Todd&8217;s bill is scheduled for consideration today by the House Commerce Committee.

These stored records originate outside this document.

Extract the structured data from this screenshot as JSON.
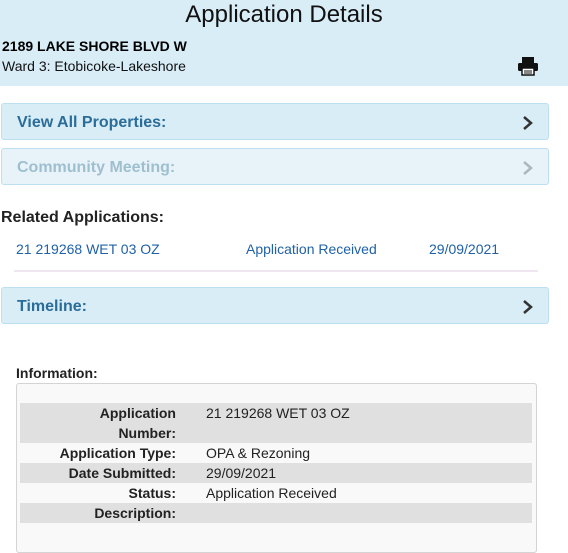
{
  "header": {
    "title": "Application Details",
    "address": "2189 LAKE SHORE BLVD W",
    "ward": "Ward 3: Etobicoke-Lakeshore",
    "print_icon": "printer-icon"
  },
  "panels": [
    {
      "label": "View All Properties:",
      "enabled": true
    },
    {
      "label": "Community Meeting:",
      "enabled": false
    },
    {
      "label": "Timeline:",
      "enabled": true
    }
  ],
  "related": {
    "title": "Related Applications:",
    "rows": [
      {
        "number": "21 219268 WET 03 OZ",
        "status": "Application Received",
        "date": "29/09/2021"
      }
    ]
  },
  "information": {
    "title": "Information:",
    "fields": [
      {
        "label_line1": "Application",
        "label_line2": "Number:",
        "value": "21 219268 WET 03 OZ"
      },
      {
        "label": "Application Type:",
        "value": "OPA & Rezoning"
      },
      {
        "label": "Date Submitted:",
        "value": "29/09/2021"
      },
      {
        "label": "Status:",
        "value": "Application Received"
      },
      {
        "label": "Description:",
        "value": ""
      }
    ]
  },
  "colors": {
    "header_bg": "#d9edf7",
    "panel_text": "#2a6d99",
    "link": "#2061a8"
  }
}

The freshman lawmaker urged about 50 supporters at the rally to call legislators about the bill, but Burkhalter said later it&8217;s an uphill fight.
Research by the liberal-leaning Economic Policy Institute in Washington estimates that 126,000 Alabama workers, or 6.3 percent of the state&8217;s work force, make less than $7.25 per hour and would directly benefit from Todd&8217;s bill.
Lacornia Harris of Kora&8217;s Place in Demopolis said he thinks it would not affect his business initially.
Traditionally, when the minimum wage goes up, those making slightly above the minimum wage also see a pay hike, and that spillover effect should boost the bill&8217;s total impact to 350,000 Alabama workers, the institute estimates.
Rosemary Seabron, manager at Demopolis&8217; Factory Connection says that the stores wages are based on what the company sets.
Business groups have lined up against the legislation.
Rosemary Elebash, state director for the National Federation of Independent Business, said raising the minimum wage could discourage a small business from adding an entry-level worker.
The reason, she said, is that once the minimum wage goes up, workers earning salaries above that must be raised, and soon a small business has no extra money left to hire a new employee.